As a samurai, Yasuke would have fought in several battles for Nobunaga, though the exact number is unknown. He quickly gained Nobunaga’s trust and became an important member of his retinue. Yasuke was present at Honnō Temple in Kyōto in 1582 when Nobunaga was betrayed by his general Akechi Mitsuhide.
Despite his short service to Nobunaga, Yasuke’s legacy as the first black samurai in Japan has continued to fascinate people around the world. His story has been the subject of numerous books, movies, and TV shows, and he remains an important figure in Japanese history.
Life after Nobunaga
After the death of Oda Nobunaga, Yasuke joined Oda Nobutada, the son of Nobunaga, who was nearby. According to historians, Yasuke fought on Nobutada’s side in the Battle of Tenmokuzan, which took place in June 1582. However, Nobutada and his forces were defeated by Toyotomi Hideyoshi’s army, and Nobutada was forced to commit seppuku.
After the battle, Yasuke was captured by Hideyoshi’s forces, but he was not executed. Instead, he was reportedly taken into Hideyoshi’s service as a valet. However, there is little information about Yasuke’s life after this point.
Some accounts suggest that Yasuke may have traveled with Hideyoshi to Korea during the Japanese invasions of Korea in the late 16th century. However, this is not confirmed, and it is unclear what happened to Yasuke after this time.
Yasuke’s legacy is one of a trailblazer, a man who broke barriers and defied the odds. He is remembered as the first African to become a samurai, a remarkable achievement in a society that was highly stratified and hierarchical. His story has inspired many, and he has become a symbol of hope and perseverance.
Yasuke’s legend has been passed down through the generations, and his story has been retold in various forms, including books, anime, and movies. His legacy has also been celebrated in Japan through various festivals, such as the Yasuke Matsuri, which is held annually in his honor.
Yasuke’s story has also sparked conversations about race and identity in Japan. Some have hailed him as a symbol of diversity and inclusion, while others have criticized his portrayal as a novelty or a token. Nevertheless, Yasuke’s legacy has opened up new avenues for discussion and reflection on the role of race and ethnicity in Japanese society.

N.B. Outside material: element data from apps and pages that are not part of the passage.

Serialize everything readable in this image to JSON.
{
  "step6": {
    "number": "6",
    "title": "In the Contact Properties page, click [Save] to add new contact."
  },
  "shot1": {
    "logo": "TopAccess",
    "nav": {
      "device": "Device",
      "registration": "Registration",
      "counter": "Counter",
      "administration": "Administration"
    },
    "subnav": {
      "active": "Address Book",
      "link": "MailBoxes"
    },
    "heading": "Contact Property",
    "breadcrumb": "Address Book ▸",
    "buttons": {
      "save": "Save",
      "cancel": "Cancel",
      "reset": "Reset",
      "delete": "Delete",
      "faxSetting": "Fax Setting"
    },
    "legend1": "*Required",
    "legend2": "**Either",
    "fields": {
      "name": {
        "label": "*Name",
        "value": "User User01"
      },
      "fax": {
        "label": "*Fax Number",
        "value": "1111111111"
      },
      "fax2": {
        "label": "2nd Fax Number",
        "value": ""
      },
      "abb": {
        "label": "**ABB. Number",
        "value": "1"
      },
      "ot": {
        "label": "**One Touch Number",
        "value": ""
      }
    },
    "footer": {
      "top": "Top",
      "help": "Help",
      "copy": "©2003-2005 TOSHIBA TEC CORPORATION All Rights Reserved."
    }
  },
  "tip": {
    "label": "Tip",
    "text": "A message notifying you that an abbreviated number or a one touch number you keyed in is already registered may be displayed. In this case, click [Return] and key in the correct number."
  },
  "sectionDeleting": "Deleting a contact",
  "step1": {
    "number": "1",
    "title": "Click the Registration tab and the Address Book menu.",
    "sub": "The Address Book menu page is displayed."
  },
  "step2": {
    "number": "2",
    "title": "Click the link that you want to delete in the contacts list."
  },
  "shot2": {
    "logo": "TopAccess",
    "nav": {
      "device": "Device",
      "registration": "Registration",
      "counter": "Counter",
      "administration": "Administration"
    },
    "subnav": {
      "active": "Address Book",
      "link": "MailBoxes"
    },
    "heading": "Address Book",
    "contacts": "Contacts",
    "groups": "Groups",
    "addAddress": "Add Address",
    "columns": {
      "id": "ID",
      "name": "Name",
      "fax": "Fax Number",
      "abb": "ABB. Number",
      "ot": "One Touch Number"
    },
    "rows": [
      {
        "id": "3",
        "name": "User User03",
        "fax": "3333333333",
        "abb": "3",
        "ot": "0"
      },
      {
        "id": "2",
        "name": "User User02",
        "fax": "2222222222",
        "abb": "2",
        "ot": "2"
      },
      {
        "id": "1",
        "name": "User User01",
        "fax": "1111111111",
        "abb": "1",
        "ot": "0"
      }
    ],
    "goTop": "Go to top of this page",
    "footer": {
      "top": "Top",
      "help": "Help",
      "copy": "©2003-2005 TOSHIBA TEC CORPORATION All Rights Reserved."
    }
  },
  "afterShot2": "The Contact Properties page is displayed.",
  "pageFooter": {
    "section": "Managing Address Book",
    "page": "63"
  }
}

Today, Yasuke remains an important figure in Japanese history and culture. His story continues to inspire and captivate people around the world, and his legacy will undoubtedly endure for generations to come.